Pharmaceutical companies and industry groups have thus far filed a total of eight lawsuits over the impending price negotiations, which are slated to begin for the first batch of drugs later this year and end in August 2024.
"Long-standing legal precedent is no obstacle for this billionaire-friendly Supreme Court, and it seems that given its choice of representation, Big Pharma is prepared for the cases to get that far."
As Bloomberg Lawsummarized, the legal challenges "make various constitutional claims, including that the negotiation process violates the Fifth Amendment's prohibition on taking private property without just compensation and the Eighth Amendment's excessive fines clause, based on the excise tax pharmaceutical companies face if they refuse to comply with the negotiations."
Nicholas Bagley, a professor at the University of Michigan Law School, told Bloomberg Law that "the drug companies are throwing spaghetti at the wall, and they're going to hope that some of it sticks."
Bagley argued that the IRA's corporate opponents are "really facing an uphill challenge, because there's an act of Congress that establishes this program."
But Kalahasti and RDP research intern Will Royce stressed in The American Prospect earlier this week that some legal experts have been "quick to point out that long-standing legal precedent is no obstacle for this billionaire-friendly Supreme Court, and it seems that given its choice of representation, Big Pharma is prepared for the cases to get that far."

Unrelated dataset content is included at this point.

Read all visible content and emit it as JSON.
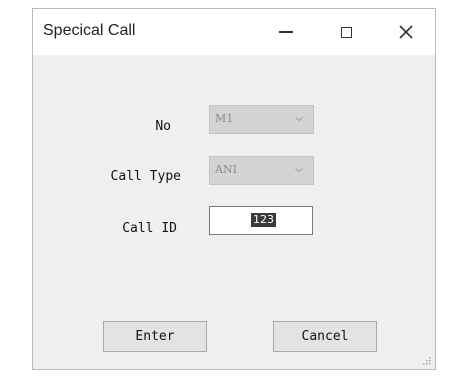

"Who is helping Big Pharma in the courts? In Merck and Bristol Myers' respective cases, it's the conservative law firm Jones Day, which famously represented both Trump campaigns, supplied many Trump administration officials, and had a hand in Trump's Supreme Court nominations," Kalahasti and Royce observed. "On the case for both companies is Yaakov Roth, who successfully argued for the gutting of the administrative state in West Virginia v. EPA."